It also involves a huge risk—more than a government agency would normally permit, officials added.
“It’s a risk well worth taking,” MacCallum said.
He noted it harkens back to the days when people took risks when it was meaningful, and he said it could be an inspiration, especially to students.
The mission will get initial money from multimillionaire Dennis Tito, the first space tourist.
MacCallum said the team won’t say how much the overall flight would cost, but outsiders put the price tag at more than $1 billion.
As for why a couple will make the flight, “this is very symbolic, and we really need it to represent humanity with a man and a woman,” MacCallum reasoned.
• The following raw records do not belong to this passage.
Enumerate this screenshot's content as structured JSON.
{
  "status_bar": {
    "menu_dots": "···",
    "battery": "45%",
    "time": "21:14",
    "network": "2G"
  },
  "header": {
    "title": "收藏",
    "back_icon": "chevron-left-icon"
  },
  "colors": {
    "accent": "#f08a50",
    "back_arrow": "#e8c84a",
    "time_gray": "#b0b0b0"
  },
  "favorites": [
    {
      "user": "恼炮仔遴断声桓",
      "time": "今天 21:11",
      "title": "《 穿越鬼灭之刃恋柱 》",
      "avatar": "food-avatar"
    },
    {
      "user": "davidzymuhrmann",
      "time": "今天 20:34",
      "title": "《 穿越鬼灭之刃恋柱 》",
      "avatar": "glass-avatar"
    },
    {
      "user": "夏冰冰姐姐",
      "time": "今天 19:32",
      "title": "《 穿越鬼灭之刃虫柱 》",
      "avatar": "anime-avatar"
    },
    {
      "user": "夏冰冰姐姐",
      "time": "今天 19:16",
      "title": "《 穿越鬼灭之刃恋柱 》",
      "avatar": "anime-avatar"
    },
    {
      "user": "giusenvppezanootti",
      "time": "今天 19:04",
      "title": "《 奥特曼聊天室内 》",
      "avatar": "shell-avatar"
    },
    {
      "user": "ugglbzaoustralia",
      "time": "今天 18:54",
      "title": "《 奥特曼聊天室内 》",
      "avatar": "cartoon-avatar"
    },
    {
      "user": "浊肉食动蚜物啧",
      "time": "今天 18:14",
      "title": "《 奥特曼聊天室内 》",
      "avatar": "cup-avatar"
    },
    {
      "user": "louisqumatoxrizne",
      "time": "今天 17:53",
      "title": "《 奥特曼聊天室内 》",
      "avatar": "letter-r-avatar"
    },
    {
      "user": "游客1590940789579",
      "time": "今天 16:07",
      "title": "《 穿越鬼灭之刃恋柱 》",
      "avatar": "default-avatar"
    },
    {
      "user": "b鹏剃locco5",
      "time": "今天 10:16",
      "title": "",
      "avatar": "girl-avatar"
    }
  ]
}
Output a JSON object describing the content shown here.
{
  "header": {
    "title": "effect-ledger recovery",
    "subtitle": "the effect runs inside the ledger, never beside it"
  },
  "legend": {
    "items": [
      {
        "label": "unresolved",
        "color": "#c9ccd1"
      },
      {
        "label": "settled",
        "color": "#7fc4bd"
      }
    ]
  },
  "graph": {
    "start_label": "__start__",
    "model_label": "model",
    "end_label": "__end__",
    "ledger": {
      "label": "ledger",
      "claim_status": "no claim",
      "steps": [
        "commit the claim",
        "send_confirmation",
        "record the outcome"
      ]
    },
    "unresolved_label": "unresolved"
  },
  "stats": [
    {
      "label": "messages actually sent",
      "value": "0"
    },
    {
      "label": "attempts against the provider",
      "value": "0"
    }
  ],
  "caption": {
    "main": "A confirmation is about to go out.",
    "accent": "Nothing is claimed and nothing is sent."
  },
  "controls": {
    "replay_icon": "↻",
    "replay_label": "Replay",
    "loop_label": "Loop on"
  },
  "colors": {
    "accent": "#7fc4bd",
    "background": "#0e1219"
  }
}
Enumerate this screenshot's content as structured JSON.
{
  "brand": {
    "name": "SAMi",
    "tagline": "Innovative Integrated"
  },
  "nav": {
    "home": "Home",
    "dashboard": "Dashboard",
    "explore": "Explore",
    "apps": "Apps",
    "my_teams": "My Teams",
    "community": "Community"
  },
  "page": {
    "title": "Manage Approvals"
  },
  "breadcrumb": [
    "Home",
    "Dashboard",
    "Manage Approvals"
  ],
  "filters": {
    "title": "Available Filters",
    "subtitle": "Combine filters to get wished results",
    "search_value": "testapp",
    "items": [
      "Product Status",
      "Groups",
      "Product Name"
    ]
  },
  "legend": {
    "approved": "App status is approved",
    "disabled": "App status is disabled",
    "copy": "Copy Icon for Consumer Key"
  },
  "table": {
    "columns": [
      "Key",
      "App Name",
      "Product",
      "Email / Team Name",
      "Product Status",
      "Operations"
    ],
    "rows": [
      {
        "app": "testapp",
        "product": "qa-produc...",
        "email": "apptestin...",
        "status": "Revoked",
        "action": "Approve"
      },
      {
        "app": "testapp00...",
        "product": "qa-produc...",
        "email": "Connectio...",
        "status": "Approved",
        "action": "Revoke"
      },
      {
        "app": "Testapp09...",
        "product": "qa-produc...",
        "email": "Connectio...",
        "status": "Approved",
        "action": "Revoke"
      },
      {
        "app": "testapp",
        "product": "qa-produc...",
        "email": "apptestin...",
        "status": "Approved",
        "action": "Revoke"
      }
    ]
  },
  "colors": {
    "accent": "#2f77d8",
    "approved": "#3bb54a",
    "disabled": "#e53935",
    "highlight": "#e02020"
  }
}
He said if it is a man and a woman on such a long, cramped voyage, it makes sense for them to be married so they can give each other the emotional support that they’ll probably need when they look out the window and see Earth get smaller and more distant.
“If that’s not scary, I don’t know what is,” MacCallum said.
In a statement, NASA spokesman David Steitz said the venture validates U.S. President Barack Obama’s decision to rely more on private-sector ingenuity to explore space, and is “a testament to the audacity of America’s commercial aerospace industry and the adventurous spirit of America’s citizen-explorers.”
“NASA will continue discussions with ‘Inspiration Mars’ to see how the agency might collaborate on mutually-beneficial activities,” he added.
The mission timeline is set out in a technical paper to be presented next month at a scientific meeting.
It calls for a launch on Jan. 5, 2018, a Mars fly-by on Aug. 20, 2018, and a return to Earth on May 21, 2019.
Stanford University professor Scott Hubbard, NASA’s former Mars mission chief, said the paper is “long on inspiration, short on technical details.”
“[But] what is there is correct,” he noted.
“It’s sort of an audacious thing to say, ‘I’m going to fly by Mars in five years,’” admitted MacCallum, who was part of a team that lived for two years in Biospshere 2, a sort of giant terrarium on Earth that was supposed to replicate a mission on another planet.